- **PROBLEM STATEMENT**:
Look through the listing below, and wherever a line has the string "Standard", pull it out.

- **RECORD SET**:

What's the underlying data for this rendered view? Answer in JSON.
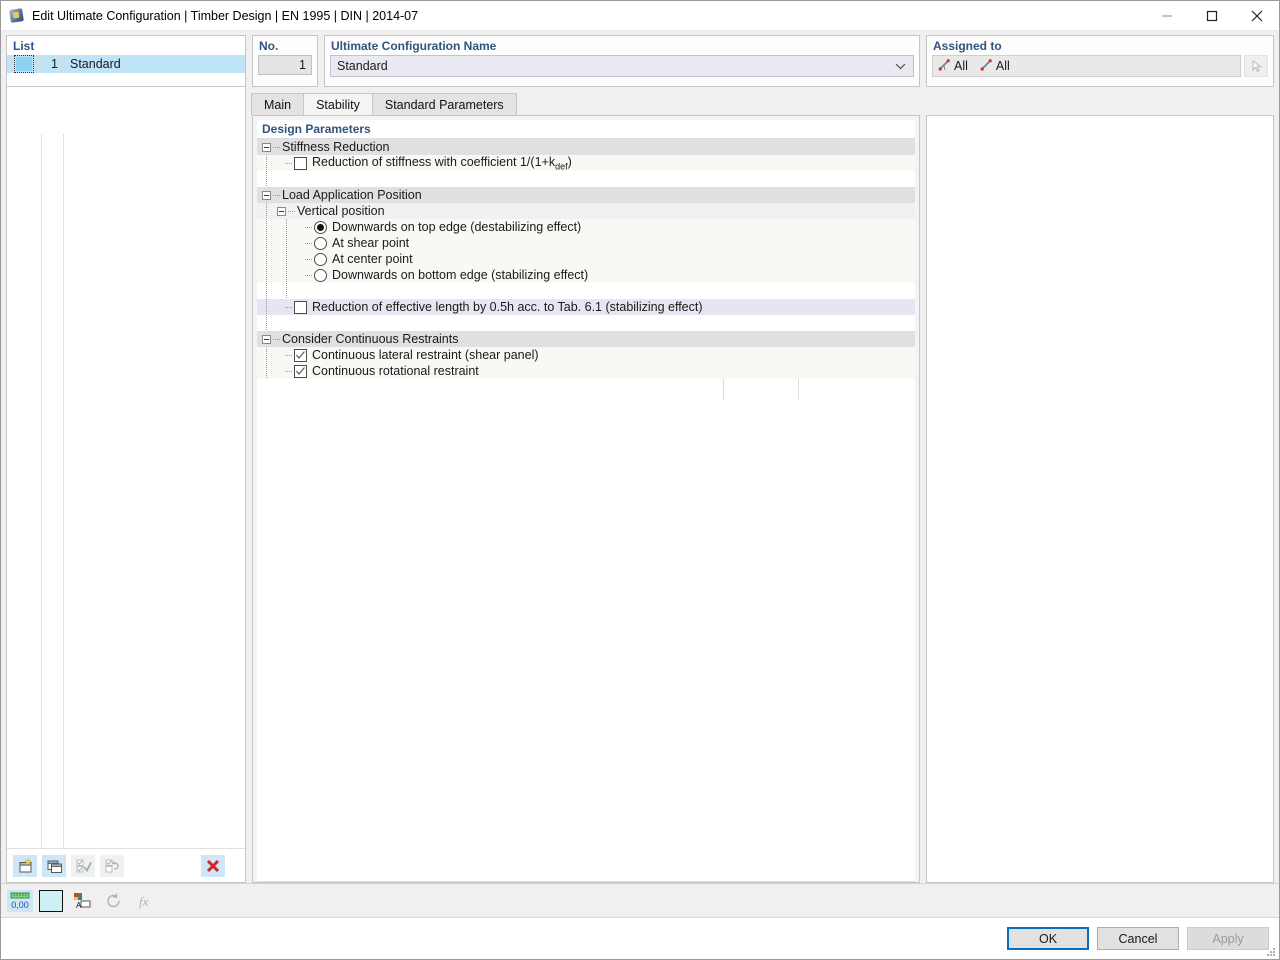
{
  "window": {
    "title": "Edit Ultimate Configuration | Timber Design | EN 1995 | DIN | 2014-07",
    "icon": "app-cube-icon",
    "minimize": "minimize-icon",
    "maximize": "maximize-icon",
    "close": "close-icon"
  },
  "list_panel": {
    "header": "List",
    "rows": [
      {
        "no": "1",
        "name": "Standard",
        "selected": true
      }
    ],
    "toolbar": [
      {
        "name": "new-configuration-button",
        "icon": "new-window-icon",
        "enabled": true
      },
      {
        "name": "duplicate-configuration-button",
        "icon": "copy-window-icon",
        "enabled": true
      },
      {
        "name": "select-all-button",
        "icon": "check-all-icon",
        "enabled": false
      },
      {
        "name": "invert-selection-button",
        "icon": "toggle-check-icon",
        "enabled": false
      },
      {
        "name": "delete-configuration-button",
        "icon": "red-x-icon",
        "enabled": true
      }
    ]
  },
  "number_panel": {
    "label": "No.",
    "value": "1"
  },
  "name_panel": {
    "label": "Ultimate Configuration Name",
    "value": "Standard",
    "dropdown_icon": "chevron-down-icon"
  },
  "assigned_panel": {
    "label": "Assigned to",
    "items": [
      {
        "icon": "member-set-icon",
        "label": "All"
      },
      {
        "icon": "member-icon",
        "label": "All"
      }
    ],
    "pick_button_icon": "pick-in-graphic-icon"
  },
  "tabs": [
    {
      "label": "Main",
      "active": false
    },
    {
      "label": "Stability",
      "active": true
    },
    {
      "label": "Standard Parameters",
      "active": false
    }
  ],
  "design_parameters": {
    "section_title": "Design Parameters",
    "groups": [
      {
        "title": "Stiffness Reduction",
        "rows": [
          {
            "type": "checkbox",
            "checked": false,
            "label_pre": "Reduction of stiffness with coefficient 1/(1+k",
            "label_sub": "def",
            "label_post": ")"
          }
        ]
      },
      {
        "title": "Load Application Position",
        "subgroup": "Vertical position",
        "rows": [
          {
            "type": "radio",
            "checked": true,
            "label": "Downwards on top edge (destabilizing effect)"
          },
          {
            "type": "radio",
            "checked": false,
            "label": "At shear point"
          },
          {
            "type": "radio",
            "checked": false,
            "label": "At center point"
          },
          {
            "type": "radio",
            "checked": false,
            "label": "Downwards on bottom edge (stabilizing effect)"
          }
        ],
        "extra_rows": [
          {
            "type": "checkbox",
            "checked": false,
            "highlighted": true,
            "label": "Reduction of effective length by 0.5h acc. to Tab. 6.1 (stabilizing effect)"
          }
        ]
      },
      {
        "title": "Consider Continuous Restraints",
        "rows": [
          {
            "type": "checkbox",
            "checked": true,
            "label": "Continuous lateral restraint (shear panel)"
          },
          {
            "type": "checkbox",
            "checked": true,
            "label": "Continuous rotational restraint"
          }
        ]
      }
    ]
  },
  "statusbar": {
    "buttons": [
      {
        "name": "decimal-places-button",
        "icon": "ruler-decimal-icon",
        "value": "0,00"
      },
      {
        "name": "color-swatch-button",
        "icon": "color-swatch-icon",
        "color": "#cdf0f5"
      },
      {
        "name": "display-properties-button",
        "icon": "color-palette-icon"
      },
      {
        "name": "reset-defaults-button",
        "icon": "undo-circle-icon",
        "enabled": false
      },
      {
        "name": "formula-button",
        "icon": "fx-icon",
        "enabled": false
      }
    ]
  },
  "footer": {
    "ok": "OK",
    "cancel": "Cancel",
    "apply": "Apply"
  },
  "colors": {
    "accent": "#31547d",
    "focus_blue": "#0c6cc0",
    "selection": "#bfe3f7",
    "row_item": "#f8f9f4",
    "row_group": "#e0e0e0",
    "row_highlight": "#e6e6f2"
  }
}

- **ANSWER BELOW**:
        "name": "Standard",
    "value": "Standard",
      "label": "Standard Parameters",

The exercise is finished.